Business & Finance
Unocal Corp. said it would "evaluate" an $18.5 billion takeover proposal from CNOOC, the largest offshore oil company in China, despite its standing merger agreement with Chevron and expressions of concern in Congress over the security implications of a linkup between an American energy supplier and one from a fiercely competitive communist nation. CNOOC insisted that its all-cash bid is "friendly" and represents a "superior" value for Unocal investors than the $16.6 billion mix of cash and stock on offer from Chevron. Chevron reacted quickly to the CNOOC move, noting that its April 4 deal with Unocal has the OK of both their boards and already has cleared several of the necessary regulatory reviews.
Citigroup, the world's largest financial services company, was expected to trade its asset-management unit for Legg Mason Inc.'s brokerage group, as the Monitor went to press. The asset swap was valued at $4 billion.
In the largest initial public offering so far this year, the French government put up for sale $5.9 billion worth of shares in its former natural gas monopoly, Gaz de France. The sell-off will leave the government with about an 80 percent stake in the utility at a time when France's energy sector is opening up to competition. Earlier this month, the government announced a $5.5 billion IPO of stock in the former phone monopoly, France Telecom, and reportedly plans a partial privatization of Électricité de France later this year.

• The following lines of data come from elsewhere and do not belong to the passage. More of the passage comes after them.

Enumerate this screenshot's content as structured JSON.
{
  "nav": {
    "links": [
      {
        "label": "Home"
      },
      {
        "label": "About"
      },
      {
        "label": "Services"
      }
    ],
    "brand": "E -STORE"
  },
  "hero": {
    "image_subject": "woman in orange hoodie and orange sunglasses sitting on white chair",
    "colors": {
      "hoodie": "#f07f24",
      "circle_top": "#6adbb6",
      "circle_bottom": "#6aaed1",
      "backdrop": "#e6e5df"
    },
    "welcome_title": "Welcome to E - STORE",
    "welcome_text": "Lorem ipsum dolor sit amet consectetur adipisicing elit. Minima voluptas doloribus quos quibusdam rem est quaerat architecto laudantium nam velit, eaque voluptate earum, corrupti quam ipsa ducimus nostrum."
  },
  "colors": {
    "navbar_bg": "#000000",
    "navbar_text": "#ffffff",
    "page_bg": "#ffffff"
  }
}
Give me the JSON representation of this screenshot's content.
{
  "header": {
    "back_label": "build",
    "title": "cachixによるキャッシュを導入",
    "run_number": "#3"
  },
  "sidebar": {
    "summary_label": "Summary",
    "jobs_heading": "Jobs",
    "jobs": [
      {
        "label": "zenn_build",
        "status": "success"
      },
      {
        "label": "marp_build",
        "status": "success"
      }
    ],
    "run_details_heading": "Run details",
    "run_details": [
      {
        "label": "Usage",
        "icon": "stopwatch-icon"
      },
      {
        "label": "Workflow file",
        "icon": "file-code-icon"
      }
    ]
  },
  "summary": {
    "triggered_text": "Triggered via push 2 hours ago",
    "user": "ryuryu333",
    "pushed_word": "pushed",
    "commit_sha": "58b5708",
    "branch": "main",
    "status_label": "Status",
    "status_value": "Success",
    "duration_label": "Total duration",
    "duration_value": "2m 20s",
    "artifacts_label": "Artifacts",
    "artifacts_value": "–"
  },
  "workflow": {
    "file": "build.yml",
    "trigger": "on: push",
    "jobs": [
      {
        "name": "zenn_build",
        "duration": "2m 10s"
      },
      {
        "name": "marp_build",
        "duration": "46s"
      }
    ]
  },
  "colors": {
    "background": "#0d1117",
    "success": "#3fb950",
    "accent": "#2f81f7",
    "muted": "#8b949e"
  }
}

Rather than sell out to E-Trade Financial Corp., Ameritrade Holding Corp. will acquire rival online brokerage TD Waterhouse, a spokesman said Wednesday. The all-stock deal is valued at $2.9 billion and will make Ameritrade the largest online broker with an average of 239,000 transactions a day. Ameritrade has acquired or merged with seven companies since 2001.
Hoping to capitalize on outsourcing trends, IBM was expected to announce that it will begin offering clients help in managing and integrating their flow of goods and information. A spokesman said IBM sees a "compelling opportunity" to tap the wholesale outsourcing market, which it expects to grow by as much as 15 percent a year.
Cemex SA, one of the world's largest makers of cement and ready-mix concrete, said it will cut up to 2,000 jobs. A spokesman said 750 of the layoffs are expected to come in Britain, whose RMC Group was taken over by Cemex last year in a $5.8 billion deal. Cemex is based in Nuevo León, Mexico.